*** Opening EXTRACTED INFORMATION ***

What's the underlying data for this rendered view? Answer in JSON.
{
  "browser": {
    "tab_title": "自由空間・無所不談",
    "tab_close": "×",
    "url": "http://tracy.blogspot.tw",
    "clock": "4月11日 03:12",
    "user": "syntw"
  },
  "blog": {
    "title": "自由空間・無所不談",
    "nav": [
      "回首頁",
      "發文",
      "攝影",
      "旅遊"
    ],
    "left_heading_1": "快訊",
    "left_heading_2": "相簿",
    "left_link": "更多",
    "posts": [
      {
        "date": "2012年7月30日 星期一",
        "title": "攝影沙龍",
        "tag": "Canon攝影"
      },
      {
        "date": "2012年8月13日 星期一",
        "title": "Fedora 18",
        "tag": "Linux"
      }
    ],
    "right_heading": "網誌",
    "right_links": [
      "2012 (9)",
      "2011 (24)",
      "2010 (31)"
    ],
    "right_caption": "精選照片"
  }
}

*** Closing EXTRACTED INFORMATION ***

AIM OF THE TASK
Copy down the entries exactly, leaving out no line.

RESPONSE BOX
What's the underlying data for this rendered view? Answer in JSON.
{
  "browser": {
    "tab_title": "自由空間・無所不談",
    "tab_close": "×",
    "url": "http://tracy.blogspot.tw",
    "clock": "4月11日 03:12",
    "user": "syntw"
  },
  "blog": {
    "title": "自由空間・無所不談",
    "nav": [
      "回首頁",
      "發文",
      "攝影",
      "旅遊"
    ],
    "left_heading_1": "快訊",
    "left_heading_2": "相簿",
    "left_link": "更多",
    "posts": [
      {
        "date": "2012年7月30日 星期一",
        "title": "攝影沙龍",
        "tag": "Canon攝影"
      },
      {
        "date": "2012年8月13日 星期一",
        "title": "Fedora 18",
        "tag": "Linux"
      }
    ],
    "right_heading": "網誌",
    "right_links": [
      "2012 (9)",
      "2011 (24)",
      "2010 (31)"
    ],
    "right_caption": "精選照片"
  }
}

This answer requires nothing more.